An alcohol overdose can happen when a person drinks too much at one time which negatively impacts a person’s organs, causing risk factors and potentially death. Some of the causes of an alcohol overdose include:
- When a person drinks more than the body can safely process
- Liver metabolizes alcohol but can only break down so much at once (typically 1 oz. of alcohol per hour)
- Drinking for extended periods of time without a break (bingeing)
The most common risk factors which can raise a person’s chance of having an alcohol overdose include:
- Age: young people are more likely to drink to excess
- Gender: men are more likely than women to drink heavily
- Body size: height and weight determine how fast the body absorbs alcohol. Smaller bodies may experience alcohol effects more quickly
- Tolerance level: high tolerance levels can put a person at increased risk for overdose
- Binge drinking: more than five drinks in an hour is considered a binge and increases risk of overdose
- Drug use: mixing alcohol and drugs can put a person in danger of overdose
- Certain health conditions: other health conditions such as diabetes can increase the risk of overdose
Symptoms of an alcohol overdose can be seen in the following ways:
- Changes in mental state (confusion)
- Pale or blue skin
- Decrease in body temperature
- Passing out (unconsciousness)
Alcohol depresses the nervous system so a person may experience serious complications from drinking at a rate that is faster than the liver can process. This may include slowed or stopped breathing, cardiac arrest following hypothermia or seizures from low blood sugar levels. If a person has depressed breathing below eight breaths per minute or cannot be woken up, call 911 and wait for medical assistance to arrive.
If an overdose is suspected, a doctor will ask about drinking habit and history. Additional tests may be performed such as blood tests for glucose levels and urine tests. Overdose can damage the pancreas which digests food and monitors levels of glucose in the blood. Low blood sugar can be an indicator of alcohol poisoning.
Typically an overdose is treated in the emergency room. A physician will check vitals including heart rate and blood pressure. Long term prognosis following overdose depends on the type of overdose and treatment. Prompt treatment can prevent life-threatening problems. Severe alcohol overdose can cause seizures resulting in brain damage if oxygen is cut off.
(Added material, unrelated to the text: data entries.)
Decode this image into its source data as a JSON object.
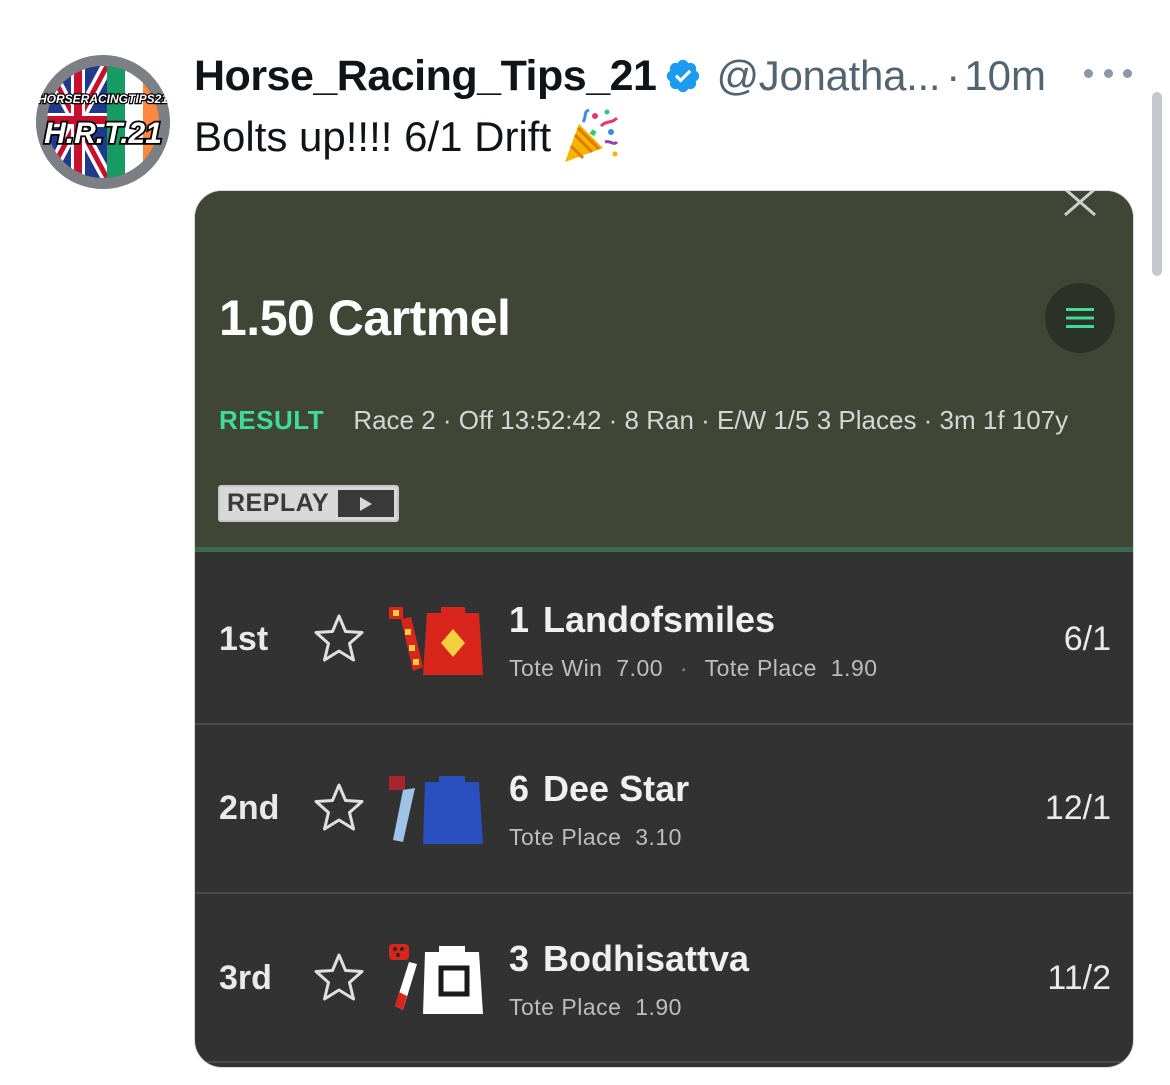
{
  "tweet": {
    "display_name": "Horse_Racing_Tips_21",
    "handle": "@Jonatha...",
    "separator": "·",
    "time": "10m",
    "text": "Bolts up!!!! 6/1 Drift",
    "text_emoji": "party-popper-icon",
    "avatar": {
      "top_text": "HORSERACINGTIPS21",
      "main_text": "H.R.T.21"
    },
    "verified_icon": "verified-badge-icon",
    "more_icon": "more-options-icon"
  },
  "race_card": {
    "title": "1.50 Cartmel",
    "result_label": "RESULT",
    "meta": "Race 2 · Off 13:52:42 · 8 Ran · E/W 1/5 3 Places · 3m 1f 107y",
    "replay_label": "REPLAY",
    "colors": {
      "header_bg": "#3f4636",
      "body_bg": "#323232",
      "accent_green": "#3ddc97"
    },
    "runners": [
      {
        "position": "1st",
        "number": "1",
        "name": "Landofsmiles",
        "tote": [
          {
            "label": "Tote Win",
            "value": "7.00"
          },
          {
            "label": "Tote Place",
            "value": "1.90"
          }
        ],
        "odds": "6/1"
      },
      {
        "position": "2nd",
        "number": "6",
        "name": "Dee Star",
        "tote": [
          {
            "label": "Tote Place",
            "value": "3.10"
          }
        ],
        "odds": "12/1"
      },
      {
        "position": "3rd",
        "number": "3",
        "name": "Bodhisattva",
        "tote": [
          {
            "label": "Tote Place",
            "value": "1.90"
          }
        ],
        "odds": "11/2"
      }
    ]
  }
}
Alcoholism is a serious illness which requires supportive services and an individualized treatment approach. Contact the Villa to find out how we can provide resources and tools to help you or your loved one navigate the pathway to recovery and sobriety.